Mohammed Kahiye

Suicide bombings and political instability has long been the news coming out of Mogadishu, Somalia. But for three days in late August, it was books that dominated the news – a welcome change of narrative for Somalis who have long known that there is more to their nation than guns and bombs. The inaugural Mogadishu International Book Fair kicked off in the sun-drenched capital of Somalia and brought together Somali authors, poets, artists and motivational speakers from all over the world to the Indian Ocean city.

More than 30 authors participated in the book fair and over 3000 books were displayed in the historic book exhibition which its organizers say is intended to “celebrate books, literature and…foster a new generation of literate, creative and tolerant individuals keen to contribute towards the development of Somali society.”

“We want to restore the culture of writing and reading within our community and connect upcoming talents with Diaspora authors,” said event organizer, Mohamed Dini.

Somali President Hassan Sheikh Mohamud graced the occasion during the second day of the three-day event. He even purchased books for the libraries of local universities in an effort to promote the works of Somali authors. The president called upon the participants, mainly students and young people, to never get tired of reading and writing, adding that he personally reads books on good leadership. “I read books by successful leaders like Nelson Mandela and Singapore founder Lee Kuan Yew. These are people who changed their societies,” the president said.

Many of the authors who showcased their work were Somali women including Muna Mohamed Dirshe, the author of two books Somali Women Yesterday and Today and The Tears of Women Who Care! She praised the role of Somali women authors in the first Mogadishu international book fair. “It is great to see Somali women leading [a] great book event in city that is famous for poverty, explosions and deaths,” she said. “No-one dreamt of a book fair event in Mogadishu but thanks to almighty we have achieved it,” Dirshe added.

Hamdi Mohamed Hussein, another woman author from neighboring Somaliland said she was happy to be in Mogadishu to promote her book to Somali people. “I am looking forward to displaying another new book in the next book fair,” she said.

During the three-day event, a panel composed of Somali academics, authors and artists discussed the impact of foreign influence on Somali culture among other topics while answering questions from the participants who were mainly young people.

University student Hashim Malaq couldn’t hide his joy and wanted more similar events to be held in Mogadishu. He said, “I expect more gatherings like this in future for university students in the country because it gives us courage and motivation.”

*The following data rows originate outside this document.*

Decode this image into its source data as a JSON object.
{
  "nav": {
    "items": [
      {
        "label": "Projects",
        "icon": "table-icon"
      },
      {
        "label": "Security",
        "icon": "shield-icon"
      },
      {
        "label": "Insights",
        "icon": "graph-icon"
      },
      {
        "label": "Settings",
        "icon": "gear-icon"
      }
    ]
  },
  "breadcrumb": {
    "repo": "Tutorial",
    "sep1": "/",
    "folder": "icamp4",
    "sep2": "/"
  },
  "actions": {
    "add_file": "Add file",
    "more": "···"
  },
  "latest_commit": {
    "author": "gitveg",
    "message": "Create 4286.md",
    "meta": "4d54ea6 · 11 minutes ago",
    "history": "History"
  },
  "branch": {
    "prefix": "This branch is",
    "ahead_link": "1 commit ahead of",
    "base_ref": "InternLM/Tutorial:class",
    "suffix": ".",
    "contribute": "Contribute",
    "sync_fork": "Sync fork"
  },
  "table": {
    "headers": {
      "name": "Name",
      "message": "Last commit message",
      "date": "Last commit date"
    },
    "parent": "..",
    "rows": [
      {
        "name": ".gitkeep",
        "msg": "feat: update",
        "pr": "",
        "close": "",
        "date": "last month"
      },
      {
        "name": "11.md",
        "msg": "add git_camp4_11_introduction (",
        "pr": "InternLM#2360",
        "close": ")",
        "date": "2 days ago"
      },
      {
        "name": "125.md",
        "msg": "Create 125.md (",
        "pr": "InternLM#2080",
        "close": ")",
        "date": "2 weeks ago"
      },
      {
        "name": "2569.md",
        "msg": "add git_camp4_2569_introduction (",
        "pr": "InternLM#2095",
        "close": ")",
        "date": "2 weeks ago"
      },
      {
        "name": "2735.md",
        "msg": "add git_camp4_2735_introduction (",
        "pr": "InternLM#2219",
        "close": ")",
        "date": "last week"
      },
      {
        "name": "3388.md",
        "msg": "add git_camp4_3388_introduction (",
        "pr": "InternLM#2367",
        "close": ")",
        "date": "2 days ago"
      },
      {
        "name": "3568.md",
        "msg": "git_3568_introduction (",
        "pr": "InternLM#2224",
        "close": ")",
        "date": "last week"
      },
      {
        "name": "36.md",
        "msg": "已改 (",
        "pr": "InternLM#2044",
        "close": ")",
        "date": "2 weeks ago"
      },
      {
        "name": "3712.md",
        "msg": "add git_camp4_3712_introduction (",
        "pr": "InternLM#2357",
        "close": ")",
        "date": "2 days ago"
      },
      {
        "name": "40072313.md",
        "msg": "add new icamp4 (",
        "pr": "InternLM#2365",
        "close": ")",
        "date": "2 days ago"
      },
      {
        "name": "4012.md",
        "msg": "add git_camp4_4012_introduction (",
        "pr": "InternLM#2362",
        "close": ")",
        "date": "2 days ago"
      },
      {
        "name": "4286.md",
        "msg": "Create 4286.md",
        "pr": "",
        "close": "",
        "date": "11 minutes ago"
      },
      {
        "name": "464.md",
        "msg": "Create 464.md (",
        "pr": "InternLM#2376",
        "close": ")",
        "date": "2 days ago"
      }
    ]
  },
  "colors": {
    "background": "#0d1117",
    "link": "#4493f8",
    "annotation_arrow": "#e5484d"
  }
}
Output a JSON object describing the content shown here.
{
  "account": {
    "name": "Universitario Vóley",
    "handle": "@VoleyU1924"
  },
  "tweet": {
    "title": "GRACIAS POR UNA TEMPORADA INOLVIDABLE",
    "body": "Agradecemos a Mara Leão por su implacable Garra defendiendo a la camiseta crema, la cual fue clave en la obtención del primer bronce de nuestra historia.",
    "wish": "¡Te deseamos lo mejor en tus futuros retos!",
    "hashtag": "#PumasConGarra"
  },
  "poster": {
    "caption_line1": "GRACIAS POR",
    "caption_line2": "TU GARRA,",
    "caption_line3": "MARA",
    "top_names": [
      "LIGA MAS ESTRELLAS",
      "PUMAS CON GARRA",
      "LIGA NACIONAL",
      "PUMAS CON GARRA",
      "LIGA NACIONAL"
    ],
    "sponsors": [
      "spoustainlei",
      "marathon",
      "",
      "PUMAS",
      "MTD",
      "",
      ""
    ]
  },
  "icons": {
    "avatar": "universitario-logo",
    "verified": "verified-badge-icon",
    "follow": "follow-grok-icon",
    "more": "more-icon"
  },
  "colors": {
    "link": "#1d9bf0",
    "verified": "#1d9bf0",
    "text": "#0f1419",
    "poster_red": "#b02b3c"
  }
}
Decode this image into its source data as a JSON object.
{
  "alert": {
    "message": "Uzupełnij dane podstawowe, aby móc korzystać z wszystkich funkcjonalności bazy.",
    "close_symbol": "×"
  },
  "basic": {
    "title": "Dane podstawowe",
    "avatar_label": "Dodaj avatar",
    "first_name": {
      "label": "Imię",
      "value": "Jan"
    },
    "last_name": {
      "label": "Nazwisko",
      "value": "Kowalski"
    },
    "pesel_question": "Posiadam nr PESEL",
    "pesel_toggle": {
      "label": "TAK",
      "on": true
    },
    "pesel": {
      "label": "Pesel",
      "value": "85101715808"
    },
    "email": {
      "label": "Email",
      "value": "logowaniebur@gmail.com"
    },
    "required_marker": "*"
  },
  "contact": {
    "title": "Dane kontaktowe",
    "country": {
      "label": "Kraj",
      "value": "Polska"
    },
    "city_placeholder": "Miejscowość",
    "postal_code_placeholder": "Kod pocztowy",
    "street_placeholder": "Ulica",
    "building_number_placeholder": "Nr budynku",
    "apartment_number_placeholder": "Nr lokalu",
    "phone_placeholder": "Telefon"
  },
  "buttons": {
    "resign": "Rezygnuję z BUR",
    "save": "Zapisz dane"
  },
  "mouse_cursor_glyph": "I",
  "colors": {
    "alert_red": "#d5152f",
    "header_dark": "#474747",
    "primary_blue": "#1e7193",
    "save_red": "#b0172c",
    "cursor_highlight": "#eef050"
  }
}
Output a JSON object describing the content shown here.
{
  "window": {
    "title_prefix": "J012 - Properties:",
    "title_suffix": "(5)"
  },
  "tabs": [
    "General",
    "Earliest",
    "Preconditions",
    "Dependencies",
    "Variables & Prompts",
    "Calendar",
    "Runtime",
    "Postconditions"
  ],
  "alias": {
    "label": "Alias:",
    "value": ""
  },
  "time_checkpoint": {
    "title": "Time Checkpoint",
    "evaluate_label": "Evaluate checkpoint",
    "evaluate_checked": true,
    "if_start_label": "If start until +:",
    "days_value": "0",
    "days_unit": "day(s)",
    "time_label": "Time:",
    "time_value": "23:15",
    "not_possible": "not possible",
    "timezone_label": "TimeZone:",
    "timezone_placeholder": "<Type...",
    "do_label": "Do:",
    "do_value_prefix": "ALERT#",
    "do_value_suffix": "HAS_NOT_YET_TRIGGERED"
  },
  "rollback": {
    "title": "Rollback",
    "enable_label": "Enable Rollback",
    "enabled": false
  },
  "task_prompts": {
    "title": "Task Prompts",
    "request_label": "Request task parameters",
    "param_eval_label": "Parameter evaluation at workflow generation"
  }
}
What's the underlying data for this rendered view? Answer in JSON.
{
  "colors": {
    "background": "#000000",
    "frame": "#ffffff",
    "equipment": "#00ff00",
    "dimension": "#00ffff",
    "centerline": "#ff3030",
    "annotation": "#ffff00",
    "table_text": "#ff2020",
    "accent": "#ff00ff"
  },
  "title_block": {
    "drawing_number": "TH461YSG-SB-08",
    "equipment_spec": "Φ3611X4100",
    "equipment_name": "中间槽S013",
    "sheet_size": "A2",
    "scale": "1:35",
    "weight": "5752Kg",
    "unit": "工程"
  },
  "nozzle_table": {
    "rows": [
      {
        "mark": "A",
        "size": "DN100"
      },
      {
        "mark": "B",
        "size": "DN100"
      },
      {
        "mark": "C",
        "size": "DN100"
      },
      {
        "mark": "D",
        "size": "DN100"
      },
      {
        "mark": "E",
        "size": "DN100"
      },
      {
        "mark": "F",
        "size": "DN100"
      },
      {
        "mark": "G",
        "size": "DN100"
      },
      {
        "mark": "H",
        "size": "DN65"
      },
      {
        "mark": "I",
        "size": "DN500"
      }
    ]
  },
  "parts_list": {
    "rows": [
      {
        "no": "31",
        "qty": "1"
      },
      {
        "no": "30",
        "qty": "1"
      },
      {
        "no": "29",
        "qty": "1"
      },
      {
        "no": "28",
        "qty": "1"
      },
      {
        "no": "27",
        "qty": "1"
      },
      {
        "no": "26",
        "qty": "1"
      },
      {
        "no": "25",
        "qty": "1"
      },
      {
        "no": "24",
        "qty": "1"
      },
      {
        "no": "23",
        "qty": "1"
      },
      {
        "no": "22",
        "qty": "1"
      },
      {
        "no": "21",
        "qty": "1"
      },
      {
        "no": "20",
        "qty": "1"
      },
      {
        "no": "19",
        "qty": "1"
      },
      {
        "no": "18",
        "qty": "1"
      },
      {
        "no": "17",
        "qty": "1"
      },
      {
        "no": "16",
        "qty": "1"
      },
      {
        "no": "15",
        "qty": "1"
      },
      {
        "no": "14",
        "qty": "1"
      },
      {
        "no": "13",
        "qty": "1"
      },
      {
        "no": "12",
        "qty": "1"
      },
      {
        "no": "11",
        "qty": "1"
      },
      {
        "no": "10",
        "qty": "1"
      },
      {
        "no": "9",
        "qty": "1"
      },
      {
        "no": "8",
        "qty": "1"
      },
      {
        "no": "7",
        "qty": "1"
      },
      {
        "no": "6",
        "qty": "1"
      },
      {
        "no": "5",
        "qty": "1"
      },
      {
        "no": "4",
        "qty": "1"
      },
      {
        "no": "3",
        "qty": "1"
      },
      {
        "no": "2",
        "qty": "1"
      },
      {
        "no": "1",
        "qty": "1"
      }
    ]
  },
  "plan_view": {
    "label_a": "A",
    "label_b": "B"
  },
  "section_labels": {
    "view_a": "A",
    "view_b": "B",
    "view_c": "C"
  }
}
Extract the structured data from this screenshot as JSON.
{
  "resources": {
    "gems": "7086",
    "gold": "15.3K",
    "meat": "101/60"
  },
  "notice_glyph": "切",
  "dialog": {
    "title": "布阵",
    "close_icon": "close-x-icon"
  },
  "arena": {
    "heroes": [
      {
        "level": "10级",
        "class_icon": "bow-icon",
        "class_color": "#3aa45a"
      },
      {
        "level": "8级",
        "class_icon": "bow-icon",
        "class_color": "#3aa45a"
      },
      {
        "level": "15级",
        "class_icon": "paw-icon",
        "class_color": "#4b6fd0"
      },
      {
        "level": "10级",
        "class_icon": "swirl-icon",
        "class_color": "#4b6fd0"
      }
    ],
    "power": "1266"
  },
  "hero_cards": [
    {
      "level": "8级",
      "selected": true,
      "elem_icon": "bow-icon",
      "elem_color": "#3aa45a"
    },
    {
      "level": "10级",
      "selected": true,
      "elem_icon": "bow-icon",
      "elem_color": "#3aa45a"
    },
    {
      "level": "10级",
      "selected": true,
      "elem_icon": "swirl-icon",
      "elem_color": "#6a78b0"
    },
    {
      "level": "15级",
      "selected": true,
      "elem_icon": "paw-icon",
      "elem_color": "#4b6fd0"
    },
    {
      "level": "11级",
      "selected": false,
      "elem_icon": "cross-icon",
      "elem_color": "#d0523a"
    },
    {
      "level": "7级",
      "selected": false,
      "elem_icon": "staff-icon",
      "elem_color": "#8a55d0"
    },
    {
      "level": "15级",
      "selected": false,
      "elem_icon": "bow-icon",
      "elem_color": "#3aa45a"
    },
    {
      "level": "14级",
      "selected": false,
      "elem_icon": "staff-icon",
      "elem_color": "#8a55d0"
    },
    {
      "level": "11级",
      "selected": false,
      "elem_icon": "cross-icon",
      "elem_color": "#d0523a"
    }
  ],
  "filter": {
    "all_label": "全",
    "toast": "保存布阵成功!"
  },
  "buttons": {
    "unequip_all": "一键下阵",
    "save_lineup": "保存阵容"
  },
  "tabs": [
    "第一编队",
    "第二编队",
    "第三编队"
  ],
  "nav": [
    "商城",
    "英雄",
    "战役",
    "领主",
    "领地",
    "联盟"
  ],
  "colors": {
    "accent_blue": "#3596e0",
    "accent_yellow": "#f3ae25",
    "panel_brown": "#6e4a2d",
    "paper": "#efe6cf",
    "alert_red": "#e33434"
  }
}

Social media platform such as Twitter and Facebook played a major role in promoting this historic book fair in the Somali capital for the last three days. The hashtag #MIBF2015 that was created by the organizers was one of the top hashtags trending in the region. The twittersphere was not without its conflict as outraged Somali twitter users vented their frustration at BBC journalist Mary Harper for what they saw as an unfair focus on the questions of security rather than literature in her coverage of the festival. The angry hashtag #SomeoneTellMaryHarper also trended during the length of the festival. 

Participants shared photos of their experiences at the book fair through social media in an effort to lure their friends to join them and change the media narrative of Somalia from terror attacks and armed conflicts to books and culture. 

The Mogadishu International Book Fair is modeled after The Hargeysa International Book Fair which in eight years since its inception has become one of the biggest cultural events in the capital of Somaliland, the breakaway northern region of Somalia. 

Mohammed Kahiye is a Somali journalist and political analyst based in Mogadishu. Twitter is @MKahiye


All Mogadishu photos courtesy ©Mohammed Kahiye